**INSTRUCTIONS FOR THE TASK:**
Keep the pictures out, and restate the listing that follows exactly as written.

════════

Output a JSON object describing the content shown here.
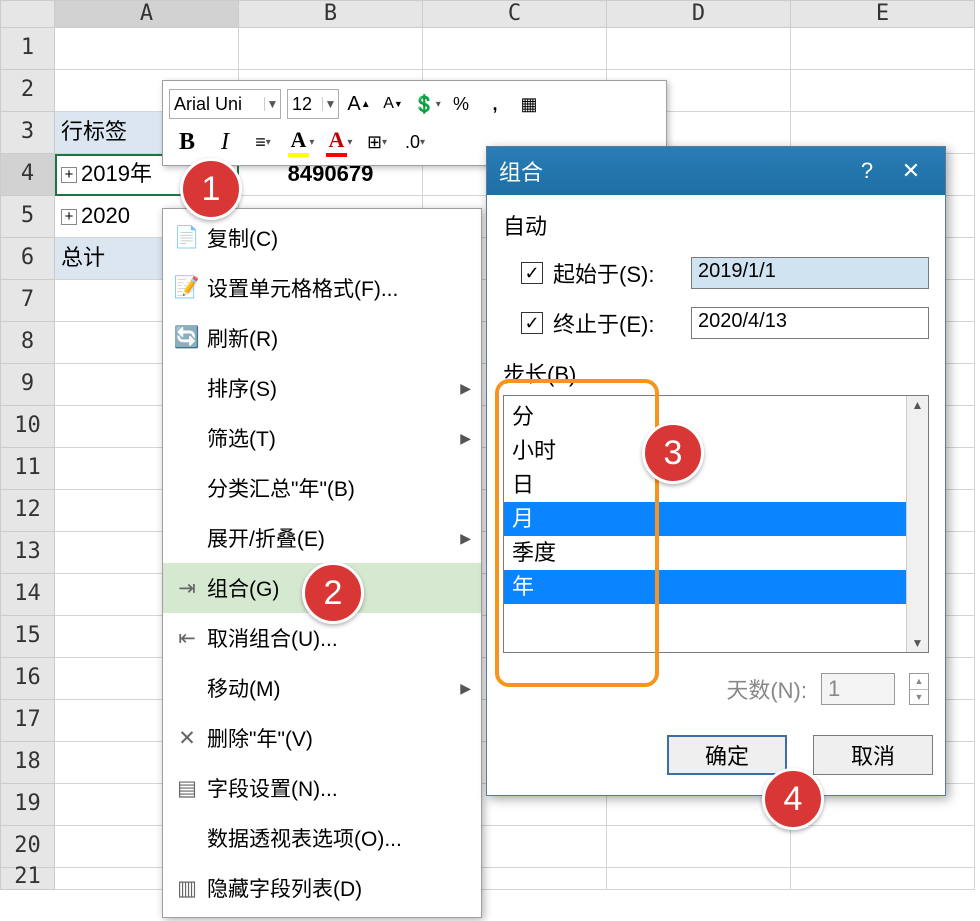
{
  "columns": [
    "A",
    "B",
    "C",
    "D",
    "E"
  ],
  "rows": [
    "1",
    "2",
    "3",
    "4",
    "5",
    "6",
    "7",
    "8",
    "9",
    "10",
    "11",
    "12",
    "13",
    "14",
    "15",
    "16",
    "17",
    "18",
    "19",
    "20",
    "21"
  ],
  "sheet": {
    "a3": "行标签",
    "a4": "2019年",
    "b4": "8490679",
    "a5": "2020",
    "a6": "总计"
  },
  "mini": {
    "font": "Arial Uni",
    "size": "12",
    "grow": "A",
    "shrink": "A",
    "currency": "¥",
    "percent": "%",
    "comma": ",",
    "bold": "B",
    "italic": "I"
  },
  "ctx": {
    "copy": "复制(C)",
    "format_cells": "设置单元格格式(F)...",
    "refresh": "刷新(R)",
    "sort": "排序(S)",
    "filter": "筛选(T)",
    "subtotal": "分类汇总\"年\"(B)",
    "expand": "展开/折叠(E)",
    "group": "组合(G)",
    "ungroup": "取消组合(U)...",
    "move": "移动(M)",
    "delete": "删除\"年\"(V)",
    "field_settings": "字段设置(N)...",
    "pivot_options": "数据透视表选项(O)...",
    "hide_fields": "隐藏字段列表(D)"
  },
  "dlg": {
    "title": "组合",
    "auto": "自动",
    "start_lbl": "起始于(S):",
    "end_lbl": "终止于(E):",
    "start_val": "2019/1/1",
    "end_val": "2020/4/13",
    "step_lbl": "步长(B)",
    "items": {
      "minute": "分",
      "hour": "小时",
      "day": "日",
      "month": "月",
      "quarter": "季度",
      "year": "年"
    },
    "days_lbl": "天数(N):",
    "days_val": "1",
    "ok": "确定",
    "cancel": "取消"
  },
  "badges": {
    "b1": "1",
    "b2": "2",
    "b3": "3",
    "b4": "4"
  }
}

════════

**OUTPUT:**
Output a JSON object describing the content shown here.
{
  "columns": [
    "A",
    "B",
    "C",
    "D",
    "E"
  ],
  "rows": [
    "1",
    "2",
    "3",
    "4",
    "5",
    "6",
    "7",
    "8",
    "9",
    "10",
    "11",
    "12",
    "13",
    "14",
    "15",
    "16",
    "17",
    "18",
    "19",
    "20",
    "21"
  ],
  "sheet": {
    "a3": "行标签",
    "a4": "2019年",
    "b4": "8490679",
    "a5": "2020",
    "a6": "总计"
  },
  "mini": {
    "font": "Arial Uni",
    "size": "12",
    "grow": "A",
    "shrink": "A",
    "currency": "¥",
    "percent": "%",
    "comma": ",",
    "bold": "B",
    "italic": "I"
  },
  "ctx": {
    "copy": "复制(C)",
    "format_cells": "设置单元格格式(F)...",
    "refresh": "刷新(R)",
    "sort": "排序(S)",
    "filter": "筛选(T)",
    "subtotal": "分类汇总\"年\"(B)",
    "expand": "展开/折叠(E)",
    "group": "组合(G)",
    "ungroup": "取消组合(U)...",
    "move": "移动(M)",
    "delete": "删除\"年\"(V)",
    "field_settings": "字段设置(N)...",
    "pivot_options": "数据透视表选项(O)...",
    "hide_fields": "隐藏字段列表(D)"
  },
  "dlg": {
    "title": "组合",
    "auto": "自动",
    "start_lbl": "起始于(S):",
    "end_lbl": "终止于(E):",
    "start_val": "2019/1/1",
    "end_val": "2020/4/13",
    "step_lbl": "步长(B)",
    "items": {
      "minute": "分",
      "hour": "小时",
      "day": "日",
      "month": "月",
      "quarter": "季度",
      "year": "年"
    },
    "days_lbl": "天数(N):",
    "days_val": "1",
    "ok": "确定",
    "cancel": "取消"
  },
  "badges": {
    "b1": "1",
    "b2": "2",
    "b3": "3",
    "b4": "4"
  }
}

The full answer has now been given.